**The problem:** Each line that has the string "JSON" must be copied from the records below.

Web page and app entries
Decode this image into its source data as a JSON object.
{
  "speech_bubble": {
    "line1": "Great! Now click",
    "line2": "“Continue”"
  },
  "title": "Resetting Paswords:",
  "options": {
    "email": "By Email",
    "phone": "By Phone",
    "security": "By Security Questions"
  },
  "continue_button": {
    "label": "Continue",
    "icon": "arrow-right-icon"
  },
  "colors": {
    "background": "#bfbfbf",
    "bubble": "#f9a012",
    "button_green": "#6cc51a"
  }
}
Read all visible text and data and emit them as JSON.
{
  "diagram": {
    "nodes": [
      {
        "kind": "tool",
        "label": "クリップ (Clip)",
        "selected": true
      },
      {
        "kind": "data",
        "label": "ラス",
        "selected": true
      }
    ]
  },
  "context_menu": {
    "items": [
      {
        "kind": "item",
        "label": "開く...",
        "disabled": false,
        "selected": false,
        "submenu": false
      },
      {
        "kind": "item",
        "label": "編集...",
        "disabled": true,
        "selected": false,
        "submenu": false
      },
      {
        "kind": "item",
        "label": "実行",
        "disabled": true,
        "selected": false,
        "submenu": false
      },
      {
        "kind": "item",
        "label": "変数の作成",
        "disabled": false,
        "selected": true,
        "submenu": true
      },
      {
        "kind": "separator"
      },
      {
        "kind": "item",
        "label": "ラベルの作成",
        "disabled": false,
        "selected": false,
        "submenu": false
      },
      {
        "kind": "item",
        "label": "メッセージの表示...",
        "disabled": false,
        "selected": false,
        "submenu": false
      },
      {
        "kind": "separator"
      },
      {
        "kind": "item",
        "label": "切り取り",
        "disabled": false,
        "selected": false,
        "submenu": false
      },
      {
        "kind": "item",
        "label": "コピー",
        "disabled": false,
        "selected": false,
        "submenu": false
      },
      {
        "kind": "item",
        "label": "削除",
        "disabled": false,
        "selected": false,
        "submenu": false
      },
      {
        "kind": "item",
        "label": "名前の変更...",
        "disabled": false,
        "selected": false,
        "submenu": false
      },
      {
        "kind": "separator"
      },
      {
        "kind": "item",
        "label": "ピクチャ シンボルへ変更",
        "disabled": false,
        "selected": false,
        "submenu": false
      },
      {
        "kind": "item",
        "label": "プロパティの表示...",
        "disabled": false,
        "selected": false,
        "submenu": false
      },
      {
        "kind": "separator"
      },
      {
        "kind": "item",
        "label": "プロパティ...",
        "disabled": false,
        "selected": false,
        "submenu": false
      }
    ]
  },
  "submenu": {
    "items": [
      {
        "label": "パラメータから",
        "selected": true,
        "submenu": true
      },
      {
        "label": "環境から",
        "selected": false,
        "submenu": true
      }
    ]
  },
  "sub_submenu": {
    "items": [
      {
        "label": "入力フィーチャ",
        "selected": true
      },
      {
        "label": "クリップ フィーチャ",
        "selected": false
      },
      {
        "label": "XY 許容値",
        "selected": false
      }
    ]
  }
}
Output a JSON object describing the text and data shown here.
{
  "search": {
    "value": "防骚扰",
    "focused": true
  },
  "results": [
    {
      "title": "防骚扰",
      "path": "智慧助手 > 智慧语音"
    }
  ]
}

**Response area:**
Decode this image into its source data as a JSON object.
Read all visible text and data and emit them as JSON.
Output a JSON object describing the text and data shown here.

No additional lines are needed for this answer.